This means, then, that –
Happiness is a byproduct of how we live.
What Jesus is saying in the Sermon On the Mount is that happiness is not some external force that we have to search out and find, but happiness is a byproduct of how we live. Happiness does not exist out there somewhere. The search for happiness begins and ends right here – in the heart, the mind, and the soul.
A lot of people are pursuing the wrong type of happiness. Many people pursue this very short-lived type of happiness; it’s here for a moment and then gone. And when it’s gone they go looking for something else – out there – they hope will bring a momentary flush of happiness.
This is why we sometimes hear people say something along the line of I started this or, I stopped that, because it wasn’t making me happy.
The Beatitudes are not what you would find in many prescriptions for happiness, but listen to them now, with the word happy, replacing blessed.
Now when he saw the crowds, he went up on a mountainside and sat down.

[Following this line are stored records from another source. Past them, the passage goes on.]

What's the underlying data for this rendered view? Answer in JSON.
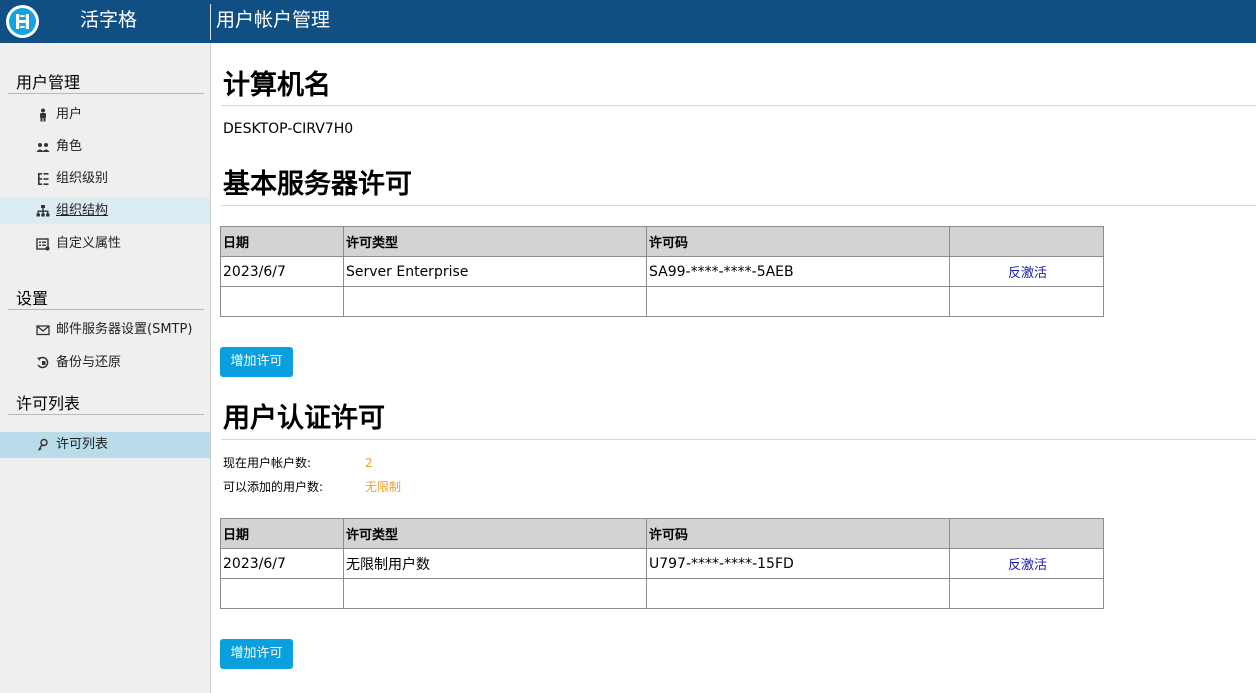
{
  "header": {
    "app_name": "活字格",
    "page_title": "用户帐户管理"
  },
  "sidebar": {
    "sections": [
      {
        "title": "用户管理",
        "items": [
          {
            "label": "用户",
            "icon": "user-icon"
          },
          {
            "label": "角色",
            "icon": "roles-icon"
          },
          {
            "label": "组织级别",
            "icon": "org-level-icon"
          },
          {
            "label": "组织结构",
            "icon": "org-structure-icon"
          },
          {
            "label": "自定义属性",
            "icon": "custom-attributes-icon"
          }
        ]
      },
      {
        "title": "设置",
        "items": [
          {
            "label": "邮件服务器设置(SMTP)",
            "icon": "mail-icon"
          },
          {
            "label": "备份与还原",
            "icon": "backup-restore-icon"
          }
        ]
      },
      {
        "title": "许可列表",
        "items": [
          {
            "label": "许可列表",
            "icon": "key-icon"
          }
        ]
      }
    ],
    "hovered_item": "组织结构",
    "active_item": "许可列表"
  },
  "main": {
    "computer_name_heading": "计算机名",
    "computer_name": "DESKTOP-CIRV7H0",
    "server_license": {
      "heading": "基本服务器许可",
      "columns": [
        "日期",
        "许可类型",
        "许可码",
        ""
      ],
      "rows": [
        {
          "date": "2023/6/7",
          "type": "Server Enterprise",
          "code": "SA99-****-****-5AEB",
          "action": "反激活"
        }
      ],
      "add_button": "增加许可"
    },
    "user_license": {
      "heading": "用户认证许可",
      "current_users_label": "现在用户帐户数:",
      "current_users_value": "2",
      "addable_users_label": "可以添加的用户数:",
      "addable_users_value": "无限制",
      "columns": [
        "日期",
        "许可类型",
        "许可码",
        ""
      ],
      "rows": [
        {
          "date": "2023/6/7",
          "type": "无限制用户数",
          "code": "U797-****-****-15FD",
          "action": "反激活"
        }
      ],
      "add_button": "增加许可"
    }
  },
  "colors": {
    "header_bg": "#0f4f84",
    "sidebar_bg": "#efefef",
    "button_bg": "#0aa0de",
    "link": "#1a1aa6",
    "stat_value": "#f0a030",
    "active_item_bg": "#b9dbea"
  }
}
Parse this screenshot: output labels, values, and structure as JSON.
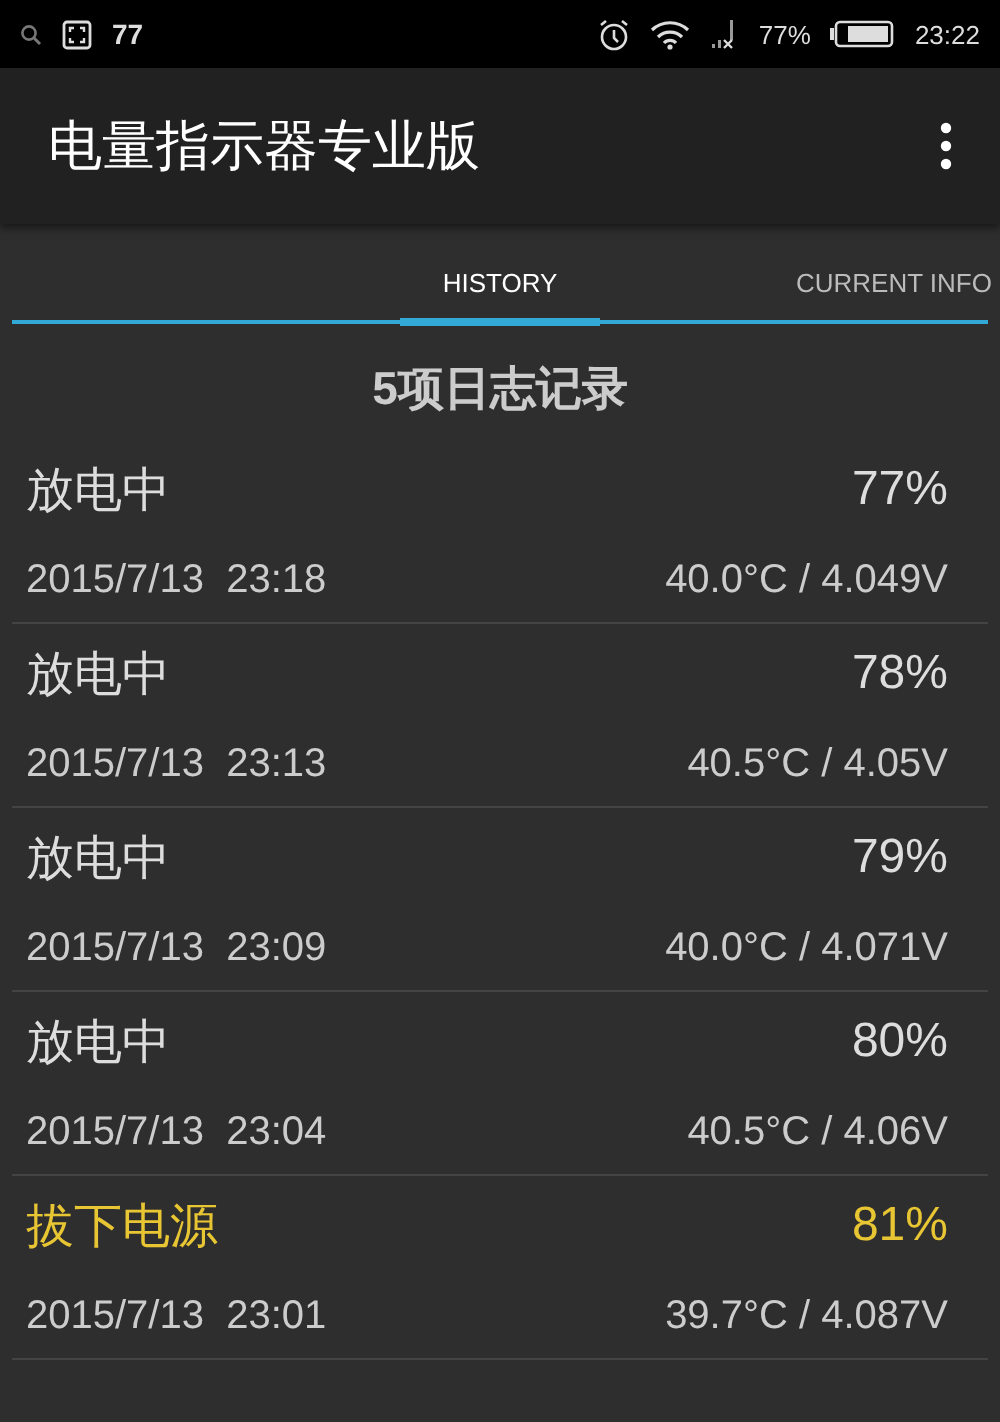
{
  "status_bar": {
    "notification_count": "77",
    "battery": "77%",
    "time": "23:22"
  },
  "app_bar": {
    "title": "电量指示器专业版"
  },
  "tabs": [
    {
      "label": "HISTORY",
      "selected": true
    },
    {
      "label": "CURRENT INFO",
      "selected": false
    }
  ],
  "history": {
    "heading": "5项日志记录",
    "entries": [
      {
        "kind": "discharging",
        "event": "放电中",
        "percent": "77%",
        "time": "2015/7/13  23:18",
        "reading": "40.0°C / 4.049V"
      },
      {
        "kind": "discharging",
        "event": "放电中",
        "percent": "78%",
        "time": "2015/7/13  23:13",
        "reading": "40.5°C / 4.05V"
      },
      {
        "kind": "discharging",
        "event": "放电中",
        "percent": "79%",
        "time": "2015/7/13  23:09",
        "reading": "40.0°C / 4.071V"
      },
      {
        "kind": "discharging",
        "event": "放电中",
        "percent": "80%",
        "time": "2015/7/13  23:04",
        "reading": "40.5°C / 4.06V"
      },
      {
        "kind": "unplugged",
        "event": "拔下电源",
        "percent": "81%",
        "time": "2015/7/13  23:01",
        "reading": "39.7°C / 4.087V"
      }
    ]
  }
}
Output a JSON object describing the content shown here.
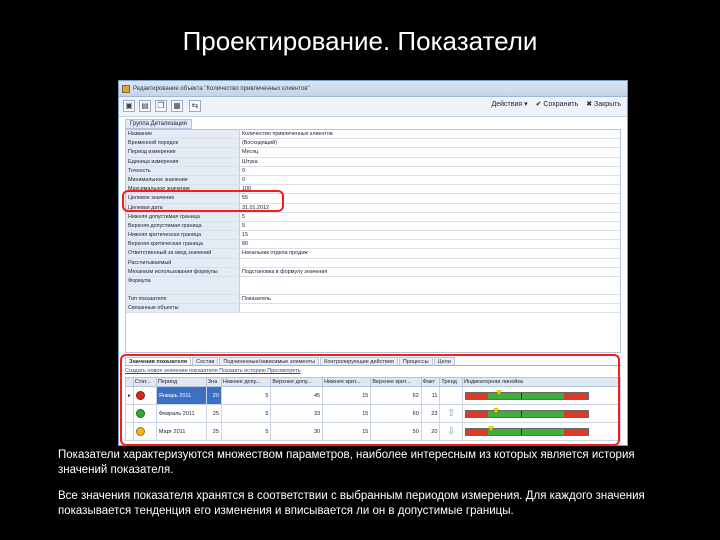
{
  "slide": {
    "title": "Проектирование. Показатели",
    "caption_1": "Показатели характеризуются множеством параметров, наиболее интересным из которых является история значений показателя.",
    "caption_2": "Все значения показателя хранятся в соответствии с выбранным периодом измерения. Для каждого значения показывается тенденция его изменения и вписывается ли он в допустимые границы."
  },
  "window": {
    "title": "Редактирование объекта \"Количество привлеченных клиентов\"",
    "toolbar": {
      "actions_label": "Действия",
      "save_label": "Сохранить",
      "close_label": "Закрыть"
    },
    "detail_tab": "Группа Детализация"
  },
  "form": {
    "rows": [
      {
        "label": "Название",
        "value": "Количество привлеченных клиентов"
      },
      {
        "label": "Временной порядок",
        "value": "(Восходящий)"
      },
      {
        "label": "Период измерения",
        "value": "Месяц"
      },
      {
        "label": "Единица измерения",
        "value": "Штука"
      },
      {
        "label": "Точность",
        "value": "0"
      },
      {
        "label": "Минимальное значение",
        "value": "0"
      },
      {
        "label": "Максимальное значение",
        "value": "100"
      },
      {
        "label": "Целевое значение",
        "value": "55"
      },
      {
        "label": "Целевая дата",
        "value": "31.01.2012"
      },
      {
        "label": "Нижняя допустимая граница",
        "value": "5"
      },
      {
        "label": "Верхняя допустимая граница",
        "value": "5"
      },
      {
        "label": "Нижняя критическая граница",
        "value": "15"
      },
      {
        "label": "Верхняя критическая граница",
        "value": "80"
      },
      {
        "label": "Ответственный за ввод значений",
        "value": "Начальник отдела продаж"
      },
      {
        "label": "Рассчитываемый",
        "value": ""
      },
      {
        "label": "Механизм использования формулы",
        "value": "Подстановка в формулу значения"
      },
      {
        "label": "Формула",
        "value": ""
      },
      {
        "label": "Тип показателя",
        "value": "Показатель"
      },
      {
        "label": "Связанные объекты",
        "value": ""
      }
    ]
  },
  "tabs": [
    "Значения показателя",
    "Состав",
    "Подчиненные/зависимые элементы",
    "Контролирующие действия",
    "Процессы",
    "Цели"
  ],
  "subnav": "Создать новое значение показателя   Показать историю   Просмотреть",
  "grid": {
    "headers": [
      "Стат...",
      "Период",
      "Зна",
      "Нижнее допу...",
      "Верхнее допу...",
      "Нижнее крит...",
      "Верхнее крит...",
      "Факт",
      "Тренд",
      "Индикаторная линейка"
    ],
    "rows": [
      {
        "status": "red",
        "period": "Январь 2011",
        "value": "20",
        "low_ok": "5",
        "high_ok": "45",
        "low_crit": "15",
        "high_crit": "62",
        "fact": "11",
        "trend": "",
        "marker": 0.25
      },
      {
        "status": "green",
        "period": "Февраль 2011",
        "value": "25",
        "low_ok": "5",
        "high_ok": "33",
        "low_crit": "15",
        "high_crit": "60",
        "fact": "23",
        "trend": "up",
        "marker": 0.22
      },
      {
        "status": "yellow",
        "period": "Март 2011",
        "value": "25",
        "low_ok": "5",
        "high_ok": "30",
        "low_crit": "15",
        "high_crit": "50",
        "fact": "20",
        "trend": "down",
        "marker": 0.18
      }
    ]
  },
  "colors": {
    "highlight": "#ff1a1a",
    "selected_row": "#3d6fc2"
  }
}
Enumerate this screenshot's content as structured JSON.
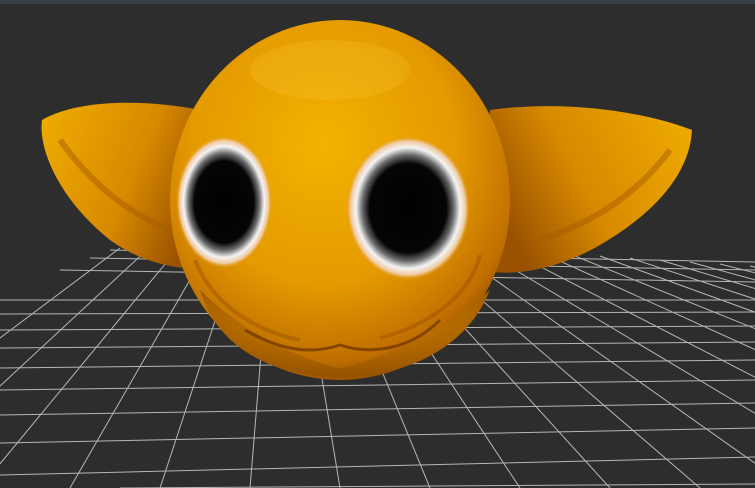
{
  "viewport": {
    "background": "#2d2d2d",
    "top_strip_color": "#3a3f45",
    "grid_color": "#d8d8d8",
    "model_color": "#e6a100",
    "model_shadow_color": "#8a4a00",
    "eye_iris_color": "#000000",
    "eye_white_color": "#ffffff"
  },
  "scene": {
    "model": "3d-sculpt-creature-head",
    "grid": "perspective-floor-grid"
  }
}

His disciples came to him, and he began to teach them, saying:
Happy are the poor in spirit, for theirs is the kingdom of heaven.
Happy are those who mourn, for they will be comforted.
Happy are the meek, for they will inherit the earth.
Happy are those who hunger and thirst for righteousness, for they will be filled.
Happy are the merciful, for they will be shown mercy.
Happy are the pure in heart, for they will see God.
Happy are those who are persecuted because of righteousness, for theirs is the kingdom of heaven.
Happy are you when people insult you, persecute you and falsely say all kinds of evil against you because of me. Rejoice and be glad, because great is your reward in heaven, for in the same way they persecuted the prophets who were before you.
– Matthew 5:1-12